WHAT YOU SHOULD DO
Extract all data as written.

BEGIN DATA FOR THIS TASK

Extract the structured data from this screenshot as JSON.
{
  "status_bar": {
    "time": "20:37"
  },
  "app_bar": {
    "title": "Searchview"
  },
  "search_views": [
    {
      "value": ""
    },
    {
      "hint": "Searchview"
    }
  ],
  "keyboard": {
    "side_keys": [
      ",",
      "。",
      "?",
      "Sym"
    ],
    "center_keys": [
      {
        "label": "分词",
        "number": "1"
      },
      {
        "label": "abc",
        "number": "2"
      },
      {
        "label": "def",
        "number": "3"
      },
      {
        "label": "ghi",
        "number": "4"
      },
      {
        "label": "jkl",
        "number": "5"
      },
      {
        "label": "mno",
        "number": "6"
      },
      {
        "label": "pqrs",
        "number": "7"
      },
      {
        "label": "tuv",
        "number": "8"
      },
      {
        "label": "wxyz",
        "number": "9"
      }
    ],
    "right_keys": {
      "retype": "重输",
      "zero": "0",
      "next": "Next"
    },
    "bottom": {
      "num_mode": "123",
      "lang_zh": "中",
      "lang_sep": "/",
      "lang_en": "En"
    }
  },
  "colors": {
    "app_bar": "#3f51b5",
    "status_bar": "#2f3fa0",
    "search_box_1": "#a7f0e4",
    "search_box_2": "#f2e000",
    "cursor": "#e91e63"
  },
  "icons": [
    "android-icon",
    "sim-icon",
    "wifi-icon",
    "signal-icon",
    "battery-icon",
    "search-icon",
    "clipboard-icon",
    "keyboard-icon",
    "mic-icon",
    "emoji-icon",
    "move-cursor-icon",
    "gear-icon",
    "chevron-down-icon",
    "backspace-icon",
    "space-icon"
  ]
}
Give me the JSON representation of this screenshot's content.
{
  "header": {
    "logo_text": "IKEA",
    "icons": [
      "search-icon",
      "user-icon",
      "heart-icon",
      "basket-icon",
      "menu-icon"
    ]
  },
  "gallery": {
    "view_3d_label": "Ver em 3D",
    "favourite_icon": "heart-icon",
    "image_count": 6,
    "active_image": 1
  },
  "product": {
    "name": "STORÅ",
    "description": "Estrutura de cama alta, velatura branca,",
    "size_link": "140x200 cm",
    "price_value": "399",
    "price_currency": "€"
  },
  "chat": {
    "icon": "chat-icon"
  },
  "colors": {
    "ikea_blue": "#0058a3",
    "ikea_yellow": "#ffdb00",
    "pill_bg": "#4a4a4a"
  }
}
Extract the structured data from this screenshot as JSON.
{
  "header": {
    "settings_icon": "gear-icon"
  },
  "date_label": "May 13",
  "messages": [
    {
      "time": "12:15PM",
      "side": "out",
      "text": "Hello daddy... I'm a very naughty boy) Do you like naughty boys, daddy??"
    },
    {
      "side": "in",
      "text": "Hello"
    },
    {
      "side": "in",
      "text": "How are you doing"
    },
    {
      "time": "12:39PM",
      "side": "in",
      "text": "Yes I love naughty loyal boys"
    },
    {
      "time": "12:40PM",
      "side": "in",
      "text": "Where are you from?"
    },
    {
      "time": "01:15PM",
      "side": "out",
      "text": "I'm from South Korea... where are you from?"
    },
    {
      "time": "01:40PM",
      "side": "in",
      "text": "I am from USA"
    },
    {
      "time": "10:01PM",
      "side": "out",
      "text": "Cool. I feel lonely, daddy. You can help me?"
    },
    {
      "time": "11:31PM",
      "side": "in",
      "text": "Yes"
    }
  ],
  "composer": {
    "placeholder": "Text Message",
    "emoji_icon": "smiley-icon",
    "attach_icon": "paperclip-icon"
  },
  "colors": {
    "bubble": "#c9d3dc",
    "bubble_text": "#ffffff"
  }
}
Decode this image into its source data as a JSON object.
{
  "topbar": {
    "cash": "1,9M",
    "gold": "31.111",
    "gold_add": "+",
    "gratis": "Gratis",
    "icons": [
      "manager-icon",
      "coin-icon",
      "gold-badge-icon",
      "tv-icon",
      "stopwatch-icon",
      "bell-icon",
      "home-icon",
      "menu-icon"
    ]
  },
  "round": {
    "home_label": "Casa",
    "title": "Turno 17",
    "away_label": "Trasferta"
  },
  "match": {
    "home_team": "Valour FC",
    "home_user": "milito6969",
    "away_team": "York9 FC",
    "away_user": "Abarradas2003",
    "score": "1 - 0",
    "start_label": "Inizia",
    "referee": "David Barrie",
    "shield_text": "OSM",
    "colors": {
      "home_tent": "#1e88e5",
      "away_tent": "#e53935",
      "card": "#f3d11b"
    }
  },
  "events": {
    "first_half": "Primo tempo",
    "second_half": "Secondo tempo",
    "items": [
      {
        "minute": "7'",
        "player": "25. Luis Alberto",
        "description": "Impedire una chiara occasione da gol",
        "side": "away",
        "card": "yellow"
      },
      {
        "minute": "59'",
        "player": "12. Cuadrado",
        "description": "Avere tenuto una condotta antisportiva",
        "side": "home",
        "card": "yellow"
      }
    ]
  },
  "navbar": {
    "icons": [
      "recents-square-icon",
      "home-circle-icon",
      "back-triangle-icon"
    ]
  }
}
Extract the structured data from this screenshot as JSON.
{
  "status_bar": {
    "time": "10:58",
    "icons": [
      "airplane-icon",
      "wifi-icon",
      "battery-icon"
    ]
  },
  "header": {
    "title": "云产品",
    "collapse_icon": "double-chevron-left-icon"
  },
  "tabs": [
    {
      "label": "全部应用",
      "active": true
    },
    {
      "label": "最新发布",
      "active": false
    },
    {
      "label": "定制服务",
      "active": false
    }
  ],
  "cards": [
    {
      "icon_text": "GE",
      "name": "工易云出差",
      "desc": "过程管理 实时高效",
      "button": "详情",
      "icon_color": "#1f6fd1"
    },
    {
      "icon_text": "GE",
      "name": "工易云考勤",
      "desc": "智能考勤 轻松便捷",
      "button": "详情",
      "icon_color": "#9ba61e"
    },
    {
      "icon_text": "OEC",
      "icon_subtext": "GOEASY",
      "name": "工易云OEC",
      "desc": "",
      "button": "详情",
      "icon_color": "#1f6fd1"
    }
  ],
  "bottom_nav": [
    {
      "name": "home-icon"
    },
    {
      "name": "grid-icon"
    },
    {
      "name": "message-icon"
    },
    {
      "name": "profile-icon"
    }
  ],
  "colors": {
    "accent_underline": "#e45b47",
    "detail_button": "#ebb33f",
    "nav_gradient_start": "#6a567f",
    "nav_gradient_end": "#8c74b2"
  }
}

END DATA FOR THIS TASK

EXPECTED ANSWER
Extract the structured data from this screenshot as JSON.
{
  "status_bar": {
    "time": "20:37"
  },
  "app_bar": {
    "title": "Searchview"
  },
  "search_views": [
    {
      "value": ""
    },
    {
      "hint": "Searchview"
    }
  ],
  "keyboard": {
    "side_keys": [
      ",",
      "。",
      "?",
      "Sym"
    ],
    "center_keys": [
      {
        "label": "分词",
        "number": "1"
      },
      {
        "label": "abc",
        "number": "2"
      },
      {
        "label": "def",
        "number": "3"
      },
      {
        "label": "ghi",
        "number": "4"
      },
      {
        "label": "jkl",
        "number": "5"
      },
      {
        "label": "mno",
        "number": "6"
      },
      {
        "label": "pqrs",
        "number": "7"
      },
      {
        "label": "tuv",
        "number": "8"
      },
      {
        "label": "wxyz",
        "number": "9"
      }
    ],
    "right_keys": {
      "retype": "重输",
      "zero": "0",
      "next": "Next"
    },
    "bottom": {
      "num_mode": "123",
      "lang_zh": "中",
      "lang_sep": "/",
      "lang_en": "En"
    }
  },
  "colors": {
    "app_bar": "#3f51b5",
    "status_bar": "#2f3fa0",
    "search_box_1": "#a7f0e4",
    "search_box_2": "#f2e000",
    "cursor": "#e91e63"
  },
  "icons": [
    "android-icon",
    "sim-icon",
    "wifi-icon",
    "signal-icon",
    "battery-icon",
    "search-icon",
    "clipboard-icon",
    "keyboard-icon",
    "mic-icon",
    "emoji-icon",
    "move-cursor-icon",
    "gear-icon",
    "chevron-down-icon",
    "backspace-icon",
    "space-icon"
  ]
}
Give me the JSON representation of this screenshot's content.
{
  "header": {
    "logo_text": "IKEA",
    "icons": [
      "search-icon",
      "user-icon",
      "heart-icon",
      "basket-icon",
      "menu-icon"
    ]
  },
  "gallery": {
    "view_3d_label": "Ver em 3D",
    "favourite_icon": "heart-icon",
    "image_count": 6,
    "active_image": 1
  },
  "product": {
    "name": "STORÅ",
    "description": "Estrutura de cama alta, velatura branca,",
    "size_link": "140x200 cm",
    "price_value": "399",
    "price_currency": "€"
  },
  "chat": {
    "icon": "chat-icon"
  },
  "colors": {
    "ikea_blue": "#0058a3",
    "ikea_yellow": "#ffdb00",
    "pill_bg": "#4a4a4a"
  }
}
Extract the structured data from this screenshot as JSON.
{
  "header": {
    "settings_icon": "gear-icon"
  },
  "date_label": "May 13",
  "messages": [
    {
      "time": "12:15PM",
      "side": "out",
      "text": "Hello daddy... I'm a very naughty boy) Do you like naughty boys, daddy??"
    },
    {
      "side": "in",
      "text": "Hello"
    },
    {
      "side": "in",
      "text": "How are you doing"
    },
    {
      "time": "12:39PM",
      "side": "in",
      "text": "Yes I love naughty loyal boys"
    },
    {
      "time": "12:40PM",
      "side": "in",
      "text": "Where are you from?"
    },
    {
      "time": "01:15PM",
      "side": "out",
      "text": "I'm from South Korea... where are you from?"
    },
    {
      "time": "01:40PM",
      "side": "in",
      "text": "I am from USA"
    },
    {
      "time": "10:01PM",
      "side": "out",
      "text": "Cool. I feel lonely, daddy. You can help me?"
    },
    {
      "time": "11:31PM",
      "side": "in",
      "text": "Yes"
    }
  ],
  "composer": {
    "placeholder": "Text Message",
    "emoji_icon": "smiley-icon",
    "attach_icon": "paperclip-icon"
  },
  "colors": {
    "bubble": "#c9d3dc",
    "bubble_text": "#ffffff"
  }
}
Decode this image into its source data as a JSON object.
{
  "topbar": {
    "cash": "1,9M",
    "gold": "31.111",
    "gold_add": "+",
    "gratis": "Gratis",
    "icons": [
      "manager-icon",
      "coin-icon",
      "gold-badge-icon",
      "tv-icon",
      "stopwatch-icon",
      "bell-icon",
      "home-icon",
      "menu-icon"
    ]
  },
  "round": {
    "home_label": "Casa",
    "title": "Turno 17",
    "away_label": "Trasferta"
  },
  "match": {
    "home_team": "Valour FC",
    "home_user": "milito6969",
    "away_team": "York9 FC",
    "away_user": "Abarradas2003",
    "score": "1 - 0",
    "start_label": "Inizia",
    "referee": "David Barrie",
    "shield_text": "OSM",
    "colors": {
      "home_tent": "#1e88e5",
      "away_tent": "#e53935",
      "card": "#f3d11b"
    }
  },
  "events": {
    "first_half": "Primo tempo",
    "second_half": "Secondo tempo",
    "items": [
      {
        "minute": "7'",
        "player": "25. Luis Alberto",
        "description": "Impedire una chiara occasione da gol",
        "side": "away",
        "card": "yellow"
      },
      {
        "minute": "59'",
        "player": "12. Cuadrado",
        "description": "Avere tenuto una condotta antisportiva",
        "side": "home",
        "card": "yellow"
      }
    ]
  },
  "navbar": {
    "icons": [
      "recents-square-icon",
      "home-circle-icon",
      "back-triangle-icon"
    ]
  }
}
Extract the structured data from this screenshot as JSON.
{
  "status_bar": {
    "time": "10:58",
    "icons": [
      "airplane-icon",
      "wifi-icon",
      "battery-icon"
    ]
  },
  "header": {
    "title": "云产品",
    "collapse_icon": "double-chevron-left-icon"
  },
  "tabs": [
    {
      "label": "全部应用",
      "active": true
    },
    {
      "label": "最新发布",
      "active": false
    },
    {
      "label": "定制服务",
      "active": false
    }
  ],
  "cards": [
    {
      "icon_text": "GE",
      "name": "工易云出差",
      "desc": "过程管理 实时高效",
      "button": "详情",
      "icon_color": "#1f6fd1"
    },
    {
      "icon_text": "GE",
      "name": "工易云考勤",
      "desc": "智能考勤 轻松便捷",
      "button": "详情",
      "icon_color": "#9ba61e"
    },
    {
      "icon_text": "OEC",
      "icon_subtext": "GOEASY",
      "name": "工易云OEC",
      "desc": "",
      "button": "详情",
      "icon_color": "#1f6fd1"
    }
  ],
  "bottom_nav": [
    {
      "name": "home-icon"
    },
    {
      "name": "grid-icon"
    },
    {
      "name": "message-icon"
    },
    {
      "name": "profile-icon"
    }
  ],
  "colors": {
    "accent_underline": "#e45b47",
    "detail_button": "#ebb33f",
    "nav_gradient_start": "#6a567f",
    "nav_gradient_end": "#8c74b2"
  }
}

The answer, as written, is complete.